Primary education teachers’ union Poed on Tuesday urged the education ministry to carry out an “objective” probe into the alleged marginalisation of an eight-year-old girl with Down’s syndrome at her school’s celebration of the Ochi anniversary.
Things may not exactly be as they were presented, head of the union Filios Fylactou said.
The education ministry ordered a report of events after the mother of the eight-year-old complained that while her daughter was on stage with other classmates to recite a poem at her Nicosia district school last Friday she was bypassed when it was her turn to pick up the microphone, which was given to the girl next to her. A video the mother released shows the girl left standing there reaching for the microphone that never came. The event was to mark the anniversary of Ochi Day, which marks the Greek resistance against the Axis powers during World War II celebrated on October 28.

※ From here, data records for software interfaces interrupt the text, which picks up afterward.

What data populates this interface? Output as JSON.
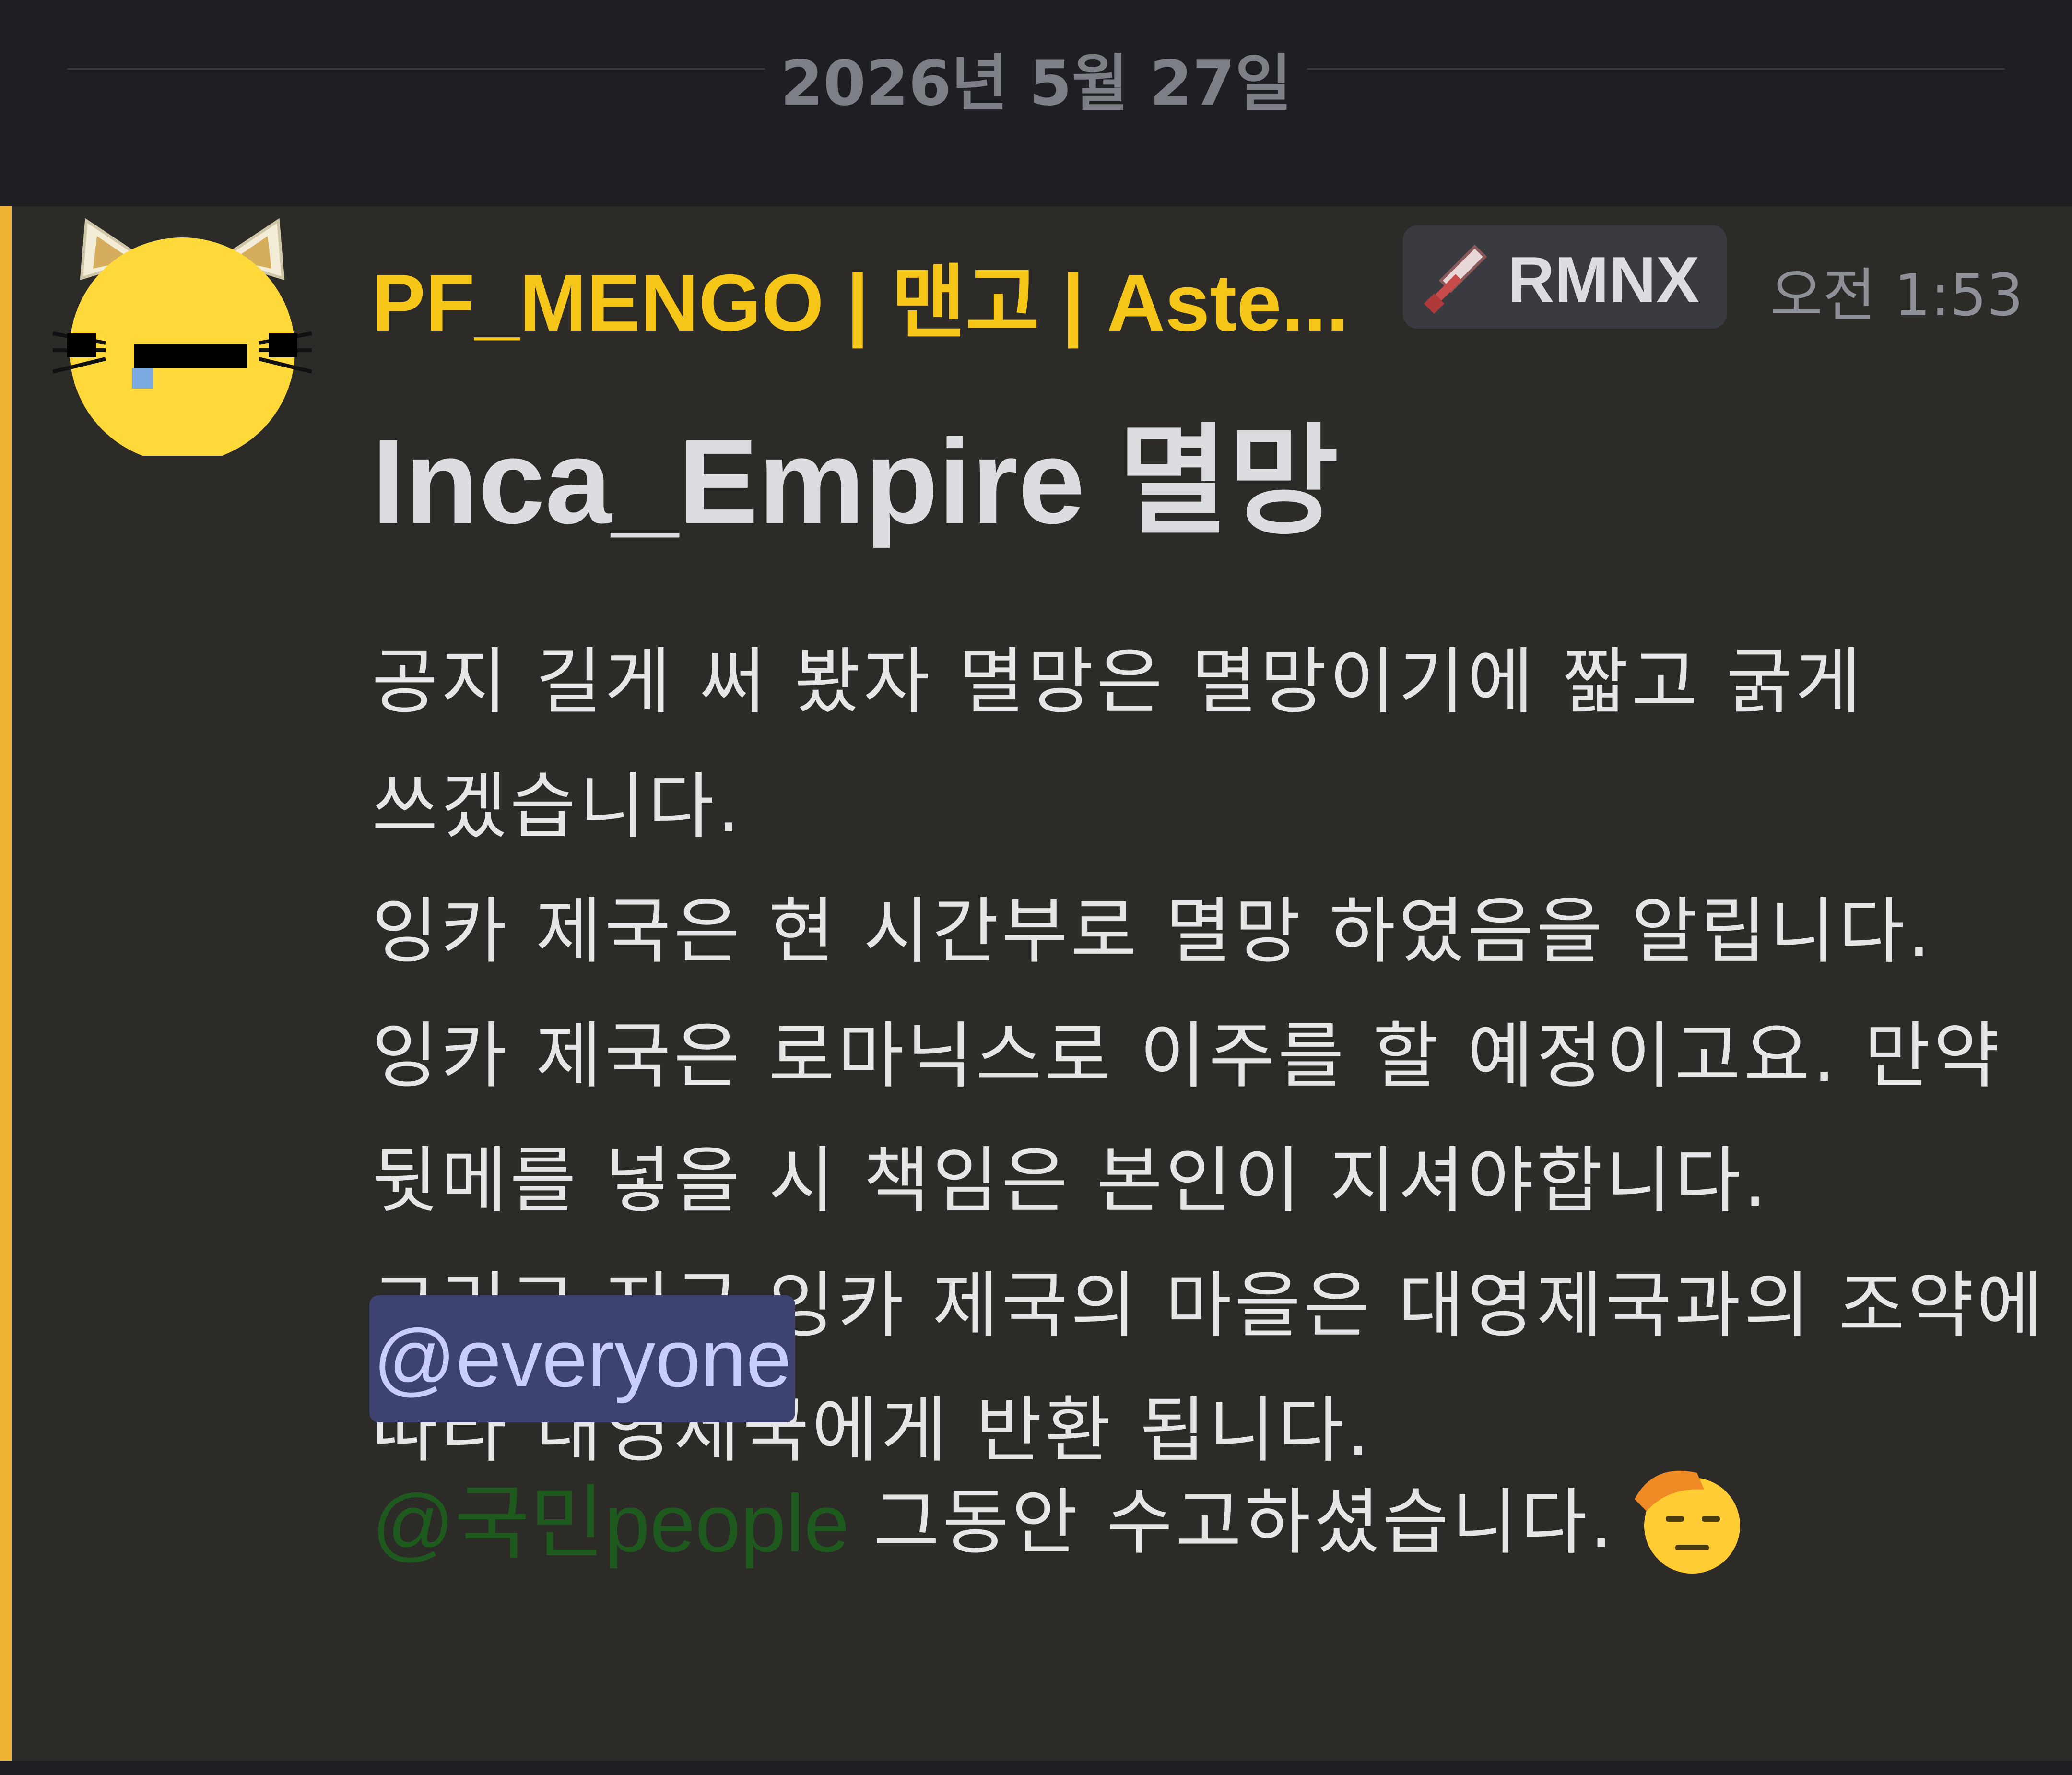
{
  "date_divider": {
    "label": "2026년 5월 27일"
  },
  "message": {
    "author": {
      "username": "PF_MENGO | 맨고 | Aste...",
      "avatar": "yellow-cat-face-icon",
      "username_color": "#f5c518"
    },
    "tag": {
      "icon": "sword-icon",
      "label": "RMNX"
    },
    "timestamp": "오전 1:53",
    "heading": "Inca_Empire 멸망",
    "body_lines": [
      "공지 길게 써 봤자 멸망은 멸망이기에 짧고 굵게",
      "쓰겠습니다.",
      "잉카 제국은 현 시간부로 멸망 하였음을 알립니다.",
      "잉카 제국은 로마닉스로 이주를 할 예정이고요.  만약",
      "뒷메를 넣을 시 책임은 본인이 지셔야합니다.",
      "그리고 지금 잉카 제국의 마을은 대영제국과의 조약에",
      "따라 대영제국에게 반환 됩니다."
    ],
    "mentions": {
      "everyone": "@everyone",
      "role": "@국민people"
    },
    "closing_text": "그동안 수고하셨습니다.",
    "closing_emoji": "saluting-face-icon",
    "colors": {
      "mention_bar": "#f0b232",
      "everyone_bg": "#3e4270",
      "everyone_text": "#c9cdfb",
      "role_text": "#1e5a1e"
    }
  }
}
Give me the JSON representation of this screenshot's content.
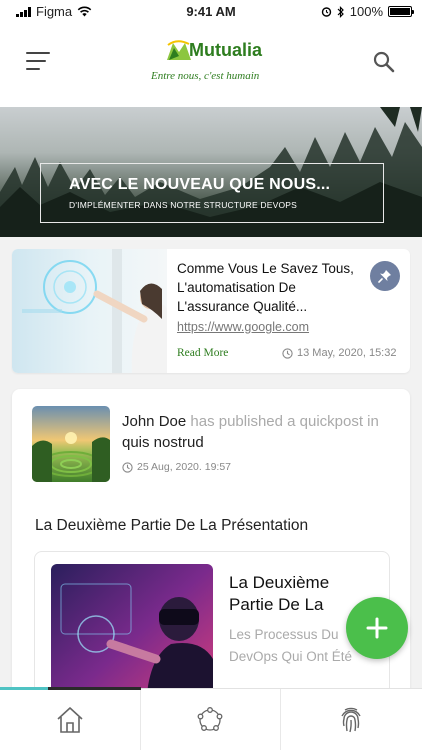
{
  "status_bar": {
    "carrier": "Figma",
    "time": "9:41 AM",
    "battery": "100%"
  },
  "header": {
    "logo": {
      "name": "Mutualia",
      "tagline": "Entre nous, c'est humain"
    },
    "menu_icon": "hamburger-icon",
    "search_icon": "search-icon"
  },
  "hero": {
    "title": "AVEC LE NOUVEAU QUE NOUS...",
    "subtitle": "D'IMPLÉMENTER DANS NOTRE STRUCTURE DEVOPS"
  },
  "article": {
    "title": "Comme Vous Le Savez Tous, L'automatisation De L'assurance Qualité...",
    "link": "https://www.google.com",
    "read_more": "Read More",
    "date": "13 May, 2020, 15:32",
    "pin_icon": "pin-icon"
  },
  "quickpost": {
    "author": "John Doe",
    "action_has": "has",
    "action_rest": "published a quickpost in",
    "group": "quis nostrud",
    "date": "25 Aug, 2020. 19:57",
    "heading": "La Deuxième Partie De La Présentation",
    "card": {
      "title": "La Deuxième Partie De La",
      "description": "Les Processus Du DevOps Qui Ont Été"
    }
  },
  "fab": {
    "icon": "plus-icon"
  },
  "bottom_nav": {
    "items": [
      {
        "icon": "home-icon"
      },
      {
        "icon": "network-icon"
      },
      {
        "icon": "fingerprint-icon"
      }
    ]
  },
  "colors": {
    "brand_green": "#2e7d1f",
    "fab_green": "#4bbf4b",
    "pin_blue": "#6f7fa0",
    "nav_active_teal": "#4fc3c3"
  }
}
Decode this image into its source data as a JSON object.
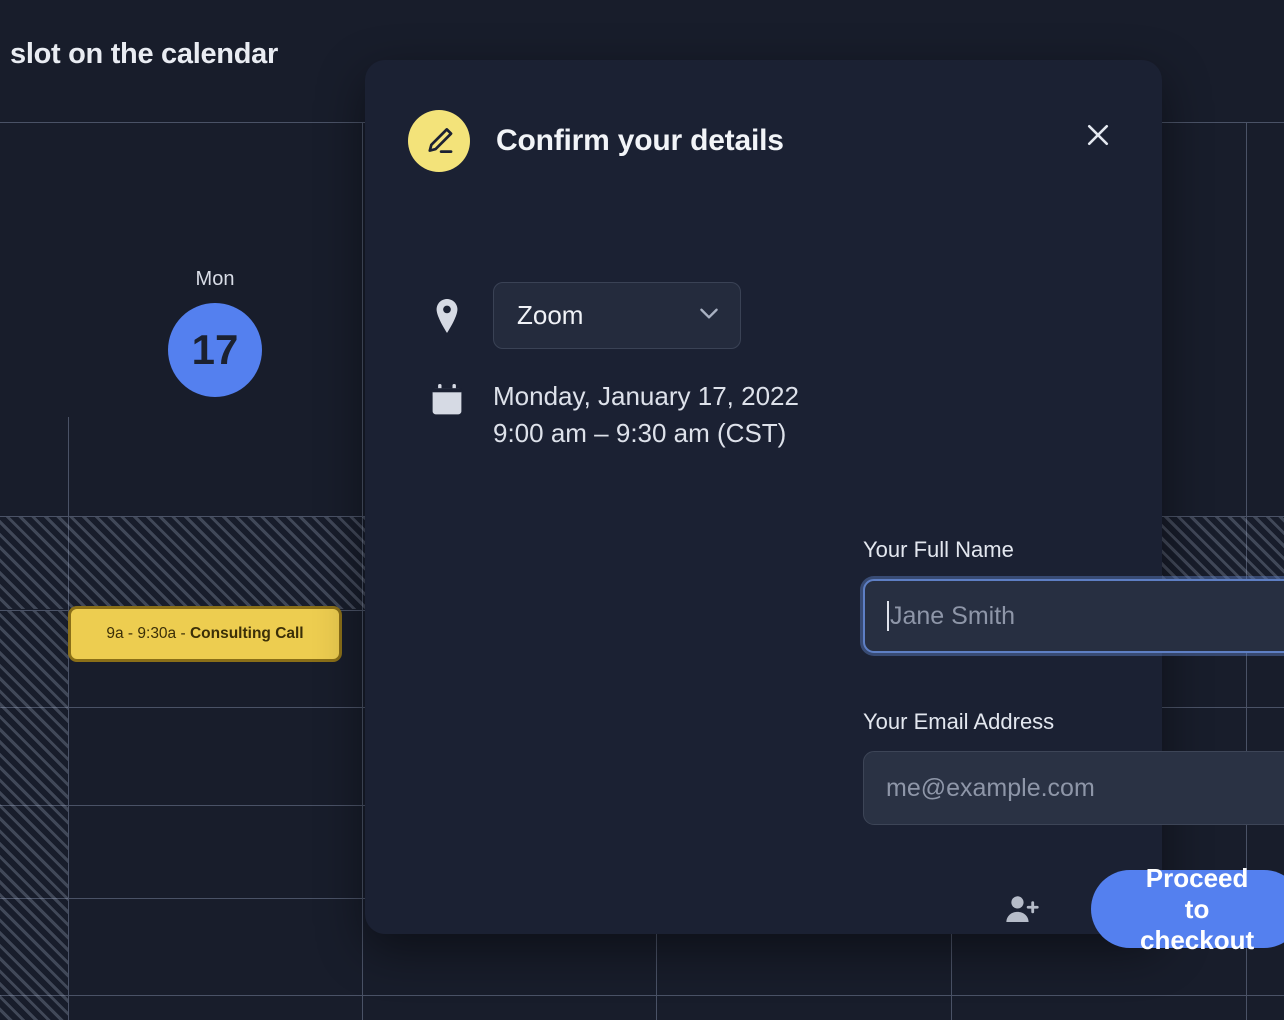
{
  "background": {
    "heading": "slot on the calendar",
    "day": {
      "name": "Mon",
      "number": "17"
    },
    "event": {
      "time": "9a - 9:30a - ",
      "title": "Consulting Call"
    }
  },
  "modal": {
    "icon": "pen-icon",
    "title": "Confirm your details",
    "close_icon": "close-icon",
    "location": {
      "icon": "map-pin-icon",
      "selected": "Zoom",
      "chevron_icon": "chevron-down-icon"
    },
    "datetime": {
      "icon": "calendar-icon",
      "date": "Monday, January 17, 2022",
      "time": "9:00 am – 9:30 am (CST)"
    },
    "fields": [
      {
        "label": "Your Full Name",
        "placeholder": "Jane Smith",
        "value": "",
        "focused": true
      },
      {
        "label": "Your Email Address",
        "placeholder": "me@example.com",
        "value": "",
        "focused": false
      }
    ],
    "footer": {
      "add_guest_icon": "add-person-icon",
      "submit_label": "Proceed to checkout"
    }
  },
  "colors": {
    "page_bg": "#181d2b",
    "modal_bg": "#1b2133",
    "accent_blue": "#5480ef",
    "accent_yellow": "#f3e37a",
    "event_yellow": "#edcd50",
    "grid_line": "#4a5266"
  }
}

The mother’s complaint, which she initially posted on social media, went viral, prompting Education Minister Costas Hambiaouris to ask for a meeting with her and her husband. He also asked for a report of events surrounding the incident from the school. The report has already been delivered to the education ministry, reports said.
The mother said she complained to the head teacher of the school, who, allegedly brushed her off.
She said she told the head teachers that they could give her daughter at least a word to say. The girl has a speech impediment but she has a perception, the mother said.
“We knew that that child could not recite that poem, but we thought they would give her the microphone to say it in her own way, to feel that she was part of the whole so that she would not feel she was left out,” the mother told Omega TV. But instead, she said, they have marginalised her.
“How can one grow if they are constantly in isolation?” she asked.
The woman also said that the school in question had marginalised her daughter on other occasions.
The outcry on social media against the school prompted Poed to call on the education ministry to ensure the probe was carried out “with objectiveness.”
The union also called on the ministry, once the findings of the report are known, to take a stand “officially and responsibly in relation to the actual facts.”
Fylactou told CyBC radio that according to his information it was the decision of a team – including a speech therapist and the school’s special education teacher – as to how the girl would participate in the event. Fylactou said that the child had indeed been included, and not marginalised by participating at the event.
He said that as the school cannot defend itself in public, it is the job of the education ministry to thoroughly investigate the mother’s claims.
The union said in a statement that it would not tolerate anyone turning a blind eye to incidents in schools concerning children or teachers but at the same time it would not accept the public condemnation of schools and / or teachers without first legal and appropriate investigative procedures taking place.